> Records from a collection
• • • • • • •

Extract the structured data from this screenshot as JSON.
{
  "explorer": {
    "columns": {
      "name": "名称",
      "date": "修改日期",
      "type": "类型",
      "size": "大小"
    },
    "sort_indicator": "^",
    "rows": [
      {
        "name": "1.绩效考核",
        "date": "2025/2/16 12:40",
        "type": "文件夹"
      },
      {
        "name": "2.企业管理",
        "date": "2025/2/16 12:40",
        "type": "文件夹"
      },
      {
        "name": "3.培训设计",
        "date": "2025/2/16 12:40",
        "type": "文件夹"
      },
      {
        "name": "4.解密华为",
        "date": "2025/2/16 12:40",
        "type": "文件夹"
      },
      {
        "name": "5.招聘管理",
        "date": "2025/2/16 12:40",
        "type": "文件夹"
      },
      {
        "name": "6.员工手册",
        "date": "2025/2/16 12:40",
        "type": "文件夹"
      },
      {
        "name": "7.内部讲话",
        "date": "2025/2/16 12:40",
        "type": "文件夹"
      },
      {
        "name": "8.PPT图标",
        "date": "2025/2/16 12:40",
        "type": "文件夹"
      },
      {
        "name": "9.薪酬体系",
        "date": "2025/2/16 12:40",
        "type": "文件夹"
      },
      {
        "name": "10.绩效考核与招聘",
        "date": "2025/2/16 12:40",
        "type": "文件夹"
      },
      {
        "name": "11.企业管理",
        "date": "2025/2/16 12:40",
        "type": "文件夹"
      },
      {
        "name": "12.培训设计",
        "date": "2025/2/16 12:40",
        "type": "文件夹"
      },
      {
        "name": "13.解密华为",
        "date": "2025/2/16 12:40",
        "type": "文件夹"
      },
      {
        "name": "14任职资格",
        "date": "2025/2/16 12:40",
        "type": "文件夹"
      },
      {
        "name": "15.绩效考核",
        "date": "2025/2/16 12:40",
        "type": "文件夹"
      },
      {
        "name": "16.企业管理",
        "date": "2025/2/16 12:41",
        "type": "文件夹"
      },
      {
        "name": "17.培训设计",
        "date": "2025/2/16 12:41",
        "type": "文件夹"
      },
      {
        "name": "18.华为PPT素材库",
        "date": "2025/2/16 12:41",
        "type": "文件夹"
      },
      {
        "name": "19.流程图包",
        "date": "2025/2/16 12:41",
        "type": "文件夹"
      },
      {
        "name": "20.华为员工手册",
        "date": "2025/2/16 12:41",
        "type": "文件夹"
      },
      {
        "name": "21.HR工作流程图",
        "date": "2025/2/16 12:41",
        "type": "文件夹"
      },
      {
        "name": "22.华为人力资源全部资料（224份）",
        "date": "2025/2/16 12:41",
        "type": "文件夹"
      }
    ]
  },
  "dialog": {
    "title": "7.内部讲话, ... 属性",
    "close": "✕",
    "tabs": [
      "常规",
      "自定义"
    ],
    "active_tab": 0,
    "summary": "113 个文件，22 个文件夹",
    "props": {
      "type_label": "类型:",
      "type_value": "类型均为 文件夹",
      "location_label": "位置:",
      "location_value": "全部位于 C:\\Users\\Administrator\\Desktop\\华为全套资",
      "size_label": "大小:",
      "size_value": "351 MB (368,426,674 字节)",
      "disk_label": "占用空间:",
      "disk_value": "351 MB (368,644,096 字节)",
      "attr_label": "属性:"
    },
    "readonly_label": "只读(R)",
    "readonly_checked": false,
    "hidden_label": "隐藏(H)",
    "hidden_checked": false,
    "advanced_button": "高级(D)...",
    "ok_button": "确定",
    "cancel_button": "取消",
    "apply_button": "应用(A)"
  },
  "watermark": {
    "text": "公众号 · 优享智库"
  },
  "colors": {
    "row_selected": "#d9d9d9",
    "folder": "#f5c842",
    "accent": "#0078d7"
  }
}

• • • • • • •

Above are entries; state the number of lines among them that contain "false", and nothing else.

2